# [HOW TO COMPLETE THIS TASK]
Whenever a line in the entries includes the word "Message", copy that line out.

# [Website and app data records]

★ ★ ★ ★ ★ ★ ★

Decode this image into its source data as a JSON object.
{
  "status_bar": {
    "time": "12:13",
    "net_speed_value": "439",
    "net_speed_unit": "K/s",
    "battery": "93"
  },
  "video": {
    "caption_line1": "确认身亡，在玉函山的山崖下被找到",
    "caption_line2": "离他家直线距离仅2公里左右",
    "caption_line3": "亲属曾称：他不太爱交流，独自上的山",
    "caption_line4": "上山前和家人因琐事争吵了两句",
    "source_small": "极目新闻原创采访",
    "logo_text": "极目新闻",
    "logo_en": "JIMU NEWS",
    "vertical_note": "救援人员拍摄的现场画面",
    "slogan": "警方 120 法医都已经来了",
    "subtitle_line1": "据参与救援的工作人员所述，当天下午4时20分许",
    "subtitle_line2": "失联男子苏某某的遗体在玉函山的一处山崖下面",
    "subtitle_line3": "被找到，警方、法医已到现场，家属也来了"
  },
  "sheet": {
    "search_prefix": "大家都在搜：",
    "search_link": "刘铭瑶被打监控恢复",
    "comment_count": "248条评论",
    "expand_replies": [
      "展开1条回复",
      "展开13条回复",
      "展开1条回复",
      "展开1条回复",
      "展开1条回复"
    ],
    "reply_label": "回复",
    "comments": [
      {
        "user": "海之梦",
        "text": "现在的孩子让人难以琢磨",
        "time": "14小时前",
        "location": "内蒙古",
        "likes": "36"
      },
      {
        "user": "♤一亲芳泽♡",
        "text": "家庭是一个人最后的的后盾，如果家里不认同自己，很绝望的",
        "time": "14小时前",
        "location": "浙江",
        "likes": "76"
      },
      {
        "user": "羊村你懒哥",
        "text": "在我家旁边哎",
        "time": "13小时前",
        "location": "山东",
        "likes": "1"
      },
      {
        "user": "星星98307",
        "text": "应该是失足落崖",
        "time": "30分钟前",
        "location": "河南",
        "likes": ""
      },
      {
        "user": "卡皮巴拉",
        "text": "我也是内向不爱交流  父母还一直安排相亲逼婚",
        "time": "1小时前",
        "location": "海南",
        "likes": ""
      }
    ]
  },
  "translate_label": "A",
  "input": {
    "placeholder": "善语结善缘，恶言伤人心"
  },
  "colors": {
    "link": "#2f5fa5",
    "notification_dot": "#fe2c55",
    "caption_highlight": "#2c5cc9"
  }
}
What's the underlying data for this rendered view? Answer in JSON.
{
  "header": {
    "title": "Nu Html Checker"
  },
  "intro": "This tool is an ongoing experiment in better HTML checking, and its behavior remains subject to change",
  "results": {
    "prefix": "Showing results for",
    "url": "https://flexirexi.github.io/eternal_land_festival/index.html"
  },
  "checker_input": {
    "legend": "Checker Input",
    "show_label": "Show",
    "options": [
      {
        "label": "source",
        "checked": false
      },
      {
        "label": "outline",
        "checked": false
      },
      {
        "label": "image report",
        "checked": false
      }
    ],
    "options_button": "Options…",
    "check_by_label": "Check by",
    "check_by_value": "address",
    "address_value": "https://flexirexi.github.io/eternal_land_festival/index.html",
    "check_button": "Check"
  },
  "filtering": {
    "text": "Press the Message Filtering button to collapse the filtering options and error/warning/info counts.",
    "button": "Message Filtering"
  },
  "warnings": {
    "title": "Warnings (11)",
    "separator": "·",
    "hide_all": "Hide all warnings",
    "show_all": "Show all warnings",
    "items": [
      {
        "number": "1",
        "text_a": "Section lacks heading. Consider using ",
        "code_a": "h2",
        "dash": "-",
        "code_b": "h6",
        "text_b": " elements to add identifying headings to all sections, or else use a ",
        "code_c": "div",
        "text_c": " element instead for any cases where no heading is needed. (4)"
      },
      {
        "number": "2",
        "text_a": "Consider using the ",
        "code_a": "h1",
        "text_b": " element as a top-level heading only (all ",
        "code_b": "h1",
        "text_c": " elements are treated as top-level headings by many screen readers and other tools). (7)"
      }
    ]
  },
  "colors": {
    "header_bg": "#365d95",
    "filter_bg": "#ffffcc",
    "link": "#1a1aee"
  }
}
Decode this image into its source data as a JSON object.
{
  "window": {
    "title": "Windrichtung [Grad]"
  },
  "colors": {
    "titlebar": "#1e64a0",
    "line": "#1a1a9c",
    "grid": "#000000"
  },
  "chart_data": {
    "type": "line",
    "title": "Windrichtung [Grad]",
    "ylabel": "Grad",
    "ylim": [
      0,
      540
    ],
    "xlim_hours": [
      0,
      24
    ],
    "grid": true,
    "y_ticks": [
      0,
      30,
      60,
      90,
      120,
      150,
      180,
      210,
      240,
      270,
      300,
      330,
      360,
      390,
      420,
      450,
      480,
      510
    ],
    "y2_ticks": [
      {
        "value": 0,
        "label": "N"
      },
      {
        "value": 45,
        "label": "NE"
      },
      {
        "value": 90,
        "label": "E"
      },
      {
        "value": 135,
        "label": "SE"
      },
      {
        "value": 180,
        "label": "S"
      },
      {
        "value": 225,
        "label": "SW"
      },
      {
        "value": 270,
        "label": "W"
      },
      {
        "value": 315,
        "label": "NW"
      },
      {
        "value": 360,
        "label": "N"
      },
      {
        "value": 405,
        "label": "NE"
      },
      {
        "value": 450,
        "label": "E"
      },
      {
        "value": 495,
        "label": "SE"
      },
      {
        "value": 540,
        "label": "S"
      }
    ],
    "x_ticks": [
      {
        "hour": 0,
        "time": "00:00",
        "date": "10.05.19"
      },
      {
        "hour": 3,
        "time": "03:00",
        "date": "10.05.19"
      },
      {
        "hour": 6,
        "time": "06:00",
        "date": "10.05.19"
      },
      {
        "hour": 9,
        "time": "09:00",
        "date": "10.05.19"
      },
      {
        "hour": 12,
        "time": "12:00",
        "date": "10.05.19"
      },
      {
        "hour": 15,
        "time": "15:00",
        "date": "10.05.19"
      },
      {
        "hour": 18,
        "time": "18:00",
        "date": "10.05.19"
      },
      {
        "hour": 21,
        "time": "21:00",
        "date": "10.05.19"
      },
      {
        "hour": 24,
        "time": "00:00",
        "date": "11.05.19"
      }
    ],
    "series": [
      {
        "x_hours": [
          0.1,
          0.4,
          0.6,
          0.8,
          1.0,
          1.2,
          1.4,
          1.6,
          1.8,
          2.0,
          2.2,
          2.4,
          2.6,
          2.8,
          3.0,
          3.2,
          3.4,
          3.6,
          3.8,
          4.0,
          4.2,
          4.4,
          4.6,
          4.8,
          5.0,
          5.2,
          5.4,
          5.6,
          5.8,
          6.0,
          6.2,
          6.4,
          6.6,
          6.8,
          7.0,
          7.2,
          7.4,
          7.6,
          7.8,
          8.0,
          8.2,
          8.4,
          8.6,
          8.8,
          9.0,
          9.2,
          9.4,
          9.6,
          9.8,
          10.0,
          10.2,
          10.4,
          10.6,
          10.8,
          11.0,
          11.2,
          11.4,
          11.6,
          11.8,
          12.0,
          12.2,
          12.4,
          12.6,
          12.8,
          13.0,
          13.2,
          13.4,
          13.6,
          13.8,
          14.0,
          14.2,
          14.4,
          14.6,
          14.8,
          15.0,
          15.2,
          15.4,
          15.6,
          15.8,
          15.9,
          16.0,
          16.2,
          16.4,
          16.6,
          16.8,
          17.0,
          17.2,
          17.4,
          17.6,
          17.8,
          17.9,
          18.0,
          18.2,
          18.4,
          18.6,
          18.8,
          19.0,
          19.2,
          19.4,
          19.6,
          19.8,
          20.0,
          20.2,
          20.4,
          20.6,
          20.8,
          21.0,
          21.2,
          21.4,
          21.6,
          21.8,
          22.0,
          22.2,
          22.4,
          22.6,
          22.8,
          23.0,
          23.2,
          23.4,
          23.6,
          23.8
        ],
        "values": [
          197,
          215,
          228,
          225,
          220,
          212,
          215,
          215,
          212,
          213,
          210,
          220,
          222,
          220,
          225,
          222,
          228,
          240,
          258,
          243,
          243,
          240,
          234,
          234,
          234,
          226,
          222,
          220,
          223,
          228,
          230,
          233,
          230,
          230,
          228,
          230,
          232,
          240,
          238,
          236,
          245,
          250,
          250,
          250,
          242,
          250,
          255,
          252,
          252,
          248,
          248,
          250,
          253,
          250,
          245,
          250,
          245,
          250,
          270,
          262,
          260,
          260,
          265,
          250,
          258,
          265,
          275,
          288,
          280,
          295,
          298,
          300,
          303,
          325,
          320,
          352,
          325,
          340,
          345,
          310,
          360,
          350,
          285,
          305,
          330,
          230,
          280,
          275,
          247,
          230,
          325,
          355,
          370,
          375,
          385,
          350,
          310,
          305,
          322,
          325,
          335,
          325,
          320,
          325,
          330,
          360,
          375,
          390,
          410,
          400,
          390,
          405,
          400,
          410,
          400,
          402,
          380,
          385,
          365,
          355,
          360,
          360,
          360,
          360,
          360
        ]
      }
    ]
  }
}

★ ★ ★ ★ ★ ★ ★

# [SOLUTION TO THIS TASK]
    "text": "Press the Message Filtering button to collapse the filtering options and error/warning/info counts.",
    "button": "Message Filtering"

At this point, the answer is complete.